• _Your instructions_: Go through the records and report each line holding the string "Angebots".

Records for the exercise section start

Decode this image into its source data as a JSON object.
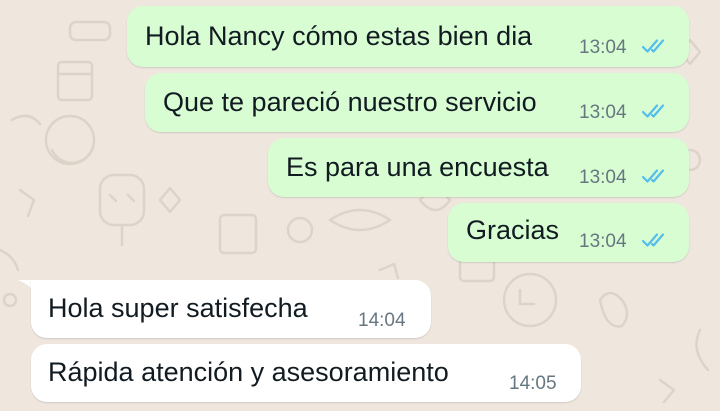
{
  "chat": {
    "messages": [
      {
        "direction": "outgoing",
        "text": "Hola Nancy cómo estas bien dia",
        "time": "13:04",
        "status_icon": "double-check-read-icon"
      },
      {
        "direction": "outgoing",
        "text": "Que te pareció nuestro servicio",
        "time": "13:04",
        "status_icon": "double-check-read-icon"
      },
      {
        "direction": "outgoing",
        "text": "Es para una encuesta",
        "time": "13:04",
        "status_icon": "double-check-read-icon"
      },
      {
        "direction": "outgoing",
        "text": "Gracias",
        "time": "13:04",
        "status_icon": "double-check-read-icon"
      },
      {
        "direction": "incoming",
        "text": "Hola super satisfecha",
        "time": "14:04"
      },
      {
        "direction": "incoming",
        "text": "Rápida atención y asesoramiento",
        "time": "14:05"
      }
    ]
  },
  "colors": {
    "wallpaper": "#efe7de",
    "outgoing_bubble": "#d9fdd3",
    "incoming_bubble": "#ffffff",
    "read_ticks": "#53bdeb",
    "time_text": "#667781",
    "message_text": "#111b21"
  }
}
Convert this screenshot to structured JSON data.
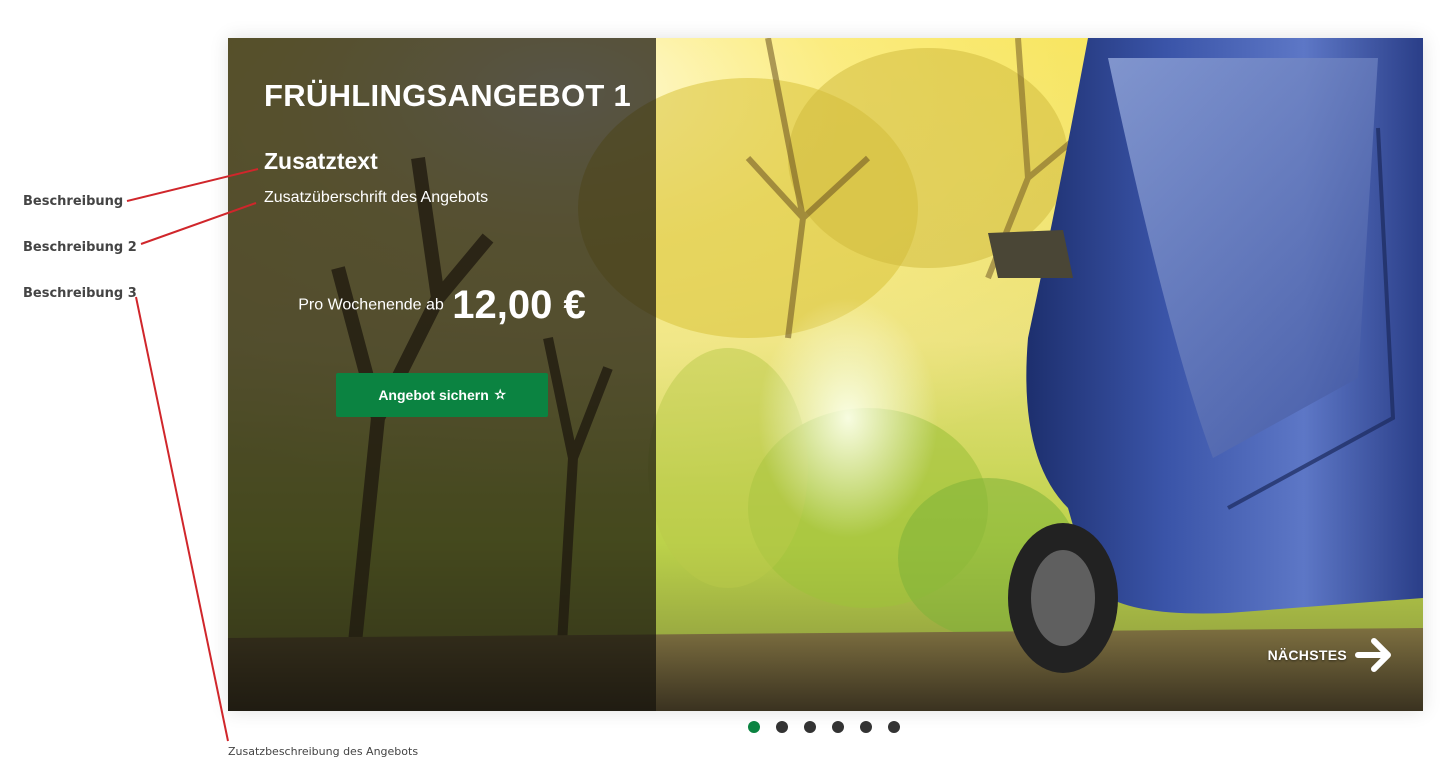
{
  "annotations": {
    "label_1": "Beschreibung",
    "label_2": "Beschreibung 2",
    "label_3": "Beschreibung 3",
    "footer": "Zusatzbeschreibung des Angebots",
    "line_color": "#d0262b"
  },
  "slide": {
    "title": "FRÜHLINGSANGEBOT 1",
    "subtitle": "Zusatztext",
    "description": "Zusatzüberschrift des Angebots",
    "price_prefix": "Pro Wochenende ab",
    "price": "12,00 €",
    "button_label": "Angebot sichern",
    "button_icon": "sparkle-star-icon",
    "next_label": "NÄCHSTES",
    "next_icon": "arrow-right-icon"
  },
  "pagination": {
    "count": 6,
    "active_index": 0,
    "active_color": "#0b8341",
    "inactive_color": "#333333"
  },
  "colors": {
    "accent": "#0b8341",
    "panel_overlay": "rgba(22,20,12,0.72)"
  }
}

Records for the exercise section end

• _Result below_:
    "footer": "Zusatzbeschreibung des Angebots",
    "description": "Zusatzüberschrift des Angebots",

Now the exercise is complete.